    i have always loved this book
  • (3/5)
    Decidedly odd story of a young man who may be inhabited by his "concentric twin" or may be mentally ill. Konigsburg is an excellent writer who manages to present the viewpoint of Ben (within whom George lives) in a normal fashion. Ben's always had George, and that's just the way it is. The exploration of Ben's psyche and the story arc are done very well. It's the kind of book that pops into your head weeks and years later. The moral quandaries were painted with a pretty broad brush, though, and the wicked stepmother could be straight out of the Brothers Grimm.
  • (4/5)

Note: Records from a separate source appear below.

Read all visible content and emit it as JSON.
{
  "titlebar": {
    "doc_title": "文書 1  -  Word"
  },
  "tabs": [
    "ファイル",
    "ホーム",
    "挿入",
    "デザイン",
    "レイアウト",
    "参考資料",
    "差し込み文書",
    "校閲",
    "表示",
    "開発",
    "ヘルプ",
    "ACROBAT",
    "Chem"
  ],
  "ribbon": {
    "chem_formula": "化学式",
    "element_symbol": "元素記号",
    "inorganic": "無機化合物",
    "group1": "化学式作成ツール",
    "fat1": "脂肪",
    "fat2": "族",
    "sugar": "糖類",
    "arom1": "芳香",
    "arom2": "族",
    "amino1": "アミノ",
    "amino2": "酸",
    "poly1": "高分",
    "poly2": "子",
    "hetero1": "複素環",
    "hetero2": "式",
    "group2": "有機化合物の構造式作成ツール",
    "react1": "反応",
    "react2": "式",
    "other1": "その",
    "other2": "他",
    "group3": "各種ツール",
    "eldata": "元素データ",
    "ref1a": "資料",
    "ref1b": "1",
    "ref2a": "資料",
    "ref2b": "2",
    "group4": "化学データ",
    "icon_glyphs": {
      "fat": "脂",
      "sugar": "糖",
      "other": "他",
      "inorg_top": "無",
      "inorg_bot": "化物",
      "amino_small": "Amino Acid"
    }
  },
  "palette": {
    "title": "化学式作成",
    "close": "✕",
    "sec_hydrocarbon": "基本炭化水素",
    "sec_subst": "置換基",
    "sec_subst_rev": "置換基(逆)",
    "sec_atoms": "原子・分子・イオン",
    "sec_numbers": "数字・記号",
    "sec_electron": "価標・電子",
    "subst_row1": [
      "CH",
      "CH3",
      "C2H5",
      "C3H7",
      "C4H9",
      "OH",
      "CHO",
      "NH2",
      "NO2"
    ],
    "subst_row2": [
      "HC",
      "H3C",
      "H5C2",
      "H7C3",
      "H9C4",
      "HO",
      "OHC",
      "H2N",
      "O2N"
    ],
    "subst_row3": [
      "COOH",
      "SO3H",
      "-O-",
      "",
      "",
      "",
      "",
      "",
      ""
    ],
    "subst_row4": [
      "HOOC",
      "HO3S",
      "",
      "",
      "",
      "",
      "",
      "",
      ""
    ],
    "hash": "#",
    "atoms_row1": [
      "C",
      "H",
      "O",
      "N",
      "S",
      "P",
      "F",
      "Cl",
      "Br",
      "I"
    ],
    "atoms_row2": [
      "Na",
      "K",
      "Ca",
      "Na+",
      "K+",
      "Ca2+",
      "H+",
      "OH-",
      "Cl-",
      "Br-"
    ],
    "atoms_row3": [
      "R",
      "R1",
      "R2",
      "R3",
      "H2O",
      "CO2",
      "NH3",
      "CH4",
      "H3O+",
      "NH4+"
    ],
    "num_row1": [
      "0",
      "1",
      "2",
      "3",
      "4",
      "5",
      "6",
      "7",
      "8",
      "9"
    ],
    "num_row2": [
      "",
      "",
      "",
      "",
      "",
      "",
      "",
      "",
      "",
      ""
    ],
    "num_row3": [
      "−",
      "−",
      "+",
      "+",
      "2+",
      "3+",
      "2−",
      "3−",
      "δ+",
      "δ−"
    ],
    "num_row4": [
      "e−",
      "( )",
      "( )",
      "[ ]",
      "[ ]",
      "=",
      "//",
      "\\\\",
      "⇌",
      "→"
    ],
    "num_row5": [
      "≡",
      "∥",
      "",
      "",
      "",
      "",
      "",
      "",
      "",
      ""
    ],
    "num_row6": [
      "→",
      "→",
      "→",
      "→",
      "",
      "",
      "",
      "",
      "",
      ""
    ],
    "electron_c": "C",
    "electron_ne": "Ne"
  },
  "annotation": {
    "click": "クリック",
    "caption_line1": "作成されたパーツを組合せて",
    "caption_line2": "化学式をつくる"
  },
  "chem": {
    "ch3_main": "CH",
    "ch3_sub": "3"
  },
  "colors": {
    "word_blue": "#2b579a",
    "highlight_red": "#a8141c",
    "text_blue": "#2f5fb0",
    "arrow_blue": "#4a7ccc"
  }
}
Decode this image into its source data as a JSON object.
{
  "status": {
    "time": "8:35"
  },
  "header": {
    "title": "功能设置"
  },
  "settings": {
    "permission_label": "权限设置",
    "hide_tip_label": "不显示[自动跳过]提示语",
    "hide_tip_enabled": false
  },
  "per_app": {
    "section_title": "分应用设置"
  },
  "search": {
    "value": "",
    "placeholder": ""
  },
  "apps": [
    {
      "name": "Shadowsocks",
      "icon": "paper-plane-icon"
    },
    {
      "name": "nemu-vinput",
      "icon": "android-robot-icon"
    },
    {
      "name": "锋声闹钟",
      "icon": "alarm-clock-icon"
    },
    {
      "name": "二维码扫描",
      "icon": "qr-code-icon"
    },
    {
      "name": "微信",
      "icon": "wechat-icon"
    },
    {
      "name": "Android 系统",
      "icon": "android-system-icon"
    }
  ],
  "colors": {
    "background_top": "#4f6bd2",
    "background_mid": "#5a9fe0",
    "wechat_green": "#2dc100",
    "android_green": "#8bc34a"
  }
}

    What a great book! I loved how it was written, one of Konigsburg's better ones [much like Silent to the Bone]. The ending bothered me slightly, as nothing's really resolved, but then again, that's just how life is. I just wish little Ben got help someday. It's a great look into the life of a schizophrenic, although part of me worries that it may not be entirely accurate, but I have no way of knowing. George just seemed slightly tame compared to what I've heard about schizophrenia. Nevertheless, well written, definitely sounds like a little boy's voice telling the complicated story of his life. Love! Just wish there was a sequel or something. Can't help hoping that everything gets fixed...
  • (5/5)
    It's hard to believe this book was originally published in June of 1970, before I was even born! I encountered it in 5th grade and until this day always assumed it had been written by Ellen Raskin... So if you like The Westing Game et al, you will probably enjoy this book as well.Benjamin Dickinson Carr is a sixth grader whose scientifically-inclined mind is smart enough for any two kids--which is fortunate because he shares his brain with an alternate personality named George. This disorder turns out to be more of a character trait than plot point, which makes it all the more creepy.Highly recommended!